When we often begin training we like to focus on the nutrition and training consistency. Of course these things matter but there is a piece that is often overlooked if your results are going to go from good to great. What do you do next after your nutrition is in check and after you consistently train?
The missing piece is not removing an extra macro here or there it’s managing your stress response. You need to be able to relax at some point. Recovery is just as important if not more important than your session you just put in the gym. The recovery portion is where you make your gains and increase your fitness so that your next session can be even better. In fact having a higher level of aerobic fitness is associated with a reduced physiological response in the face of psychological stress.
Studies have found that those with higher stress levels have an impaired ability to recover quicker and lessens the ability to adapt to weight training and therefore require more days ‘off’ training to recover adequately. So by encountering more physical stressful situations you reduce your ability to get both fitter and stronger.
If you are someone who regularly has physiological reactions (Higher HR, fidgeting, sweat response etc) to stress you overload your sympathetic nervous system (SNS)- reducing your sleep quality, aerobic capacity and strength.

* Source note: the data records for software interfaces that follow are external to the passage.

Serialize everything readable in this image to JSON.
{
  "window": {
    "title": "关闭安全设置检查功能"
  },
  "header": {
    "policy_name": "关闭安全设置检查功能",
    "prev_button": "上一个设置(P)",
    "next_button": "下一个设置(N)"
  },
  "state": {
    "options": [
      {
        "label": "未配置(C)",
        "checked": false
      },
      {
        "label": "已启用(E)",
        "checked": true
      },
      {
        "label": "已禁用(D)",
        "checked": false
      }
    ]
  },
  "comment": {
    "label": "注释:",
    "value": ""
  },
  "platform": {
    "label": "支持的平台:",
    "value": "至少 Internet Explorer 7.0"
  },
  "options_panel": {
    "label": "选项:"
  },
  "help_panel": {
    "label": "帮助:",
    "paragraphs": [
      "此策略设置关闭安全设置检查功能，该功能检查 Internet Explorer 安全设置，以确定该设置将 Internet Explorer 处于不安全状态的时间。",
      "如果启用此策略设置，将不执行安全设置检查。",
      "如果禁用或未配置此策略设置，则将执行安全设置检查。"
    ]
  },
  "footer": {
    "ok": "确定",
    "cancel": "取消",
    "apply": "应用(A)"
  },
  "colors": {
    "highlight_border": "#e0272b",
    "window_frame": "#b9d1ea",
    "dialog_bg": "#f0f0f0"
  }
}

In today’s world we often overload our SNS with stimuli that activates our amygdala and cortisol and often forget about its counterpart.
To overcome these issues you need to put load on the parasympathetic nervous system (PNS). We do this by relaxing. Being present, having a massage, deep breathing, meditating, being in nature, enjoying the moment and take perspective during what you consider a stressful situation. These strategies and techniques strengthen the PNS and ultimately relax the mind and body.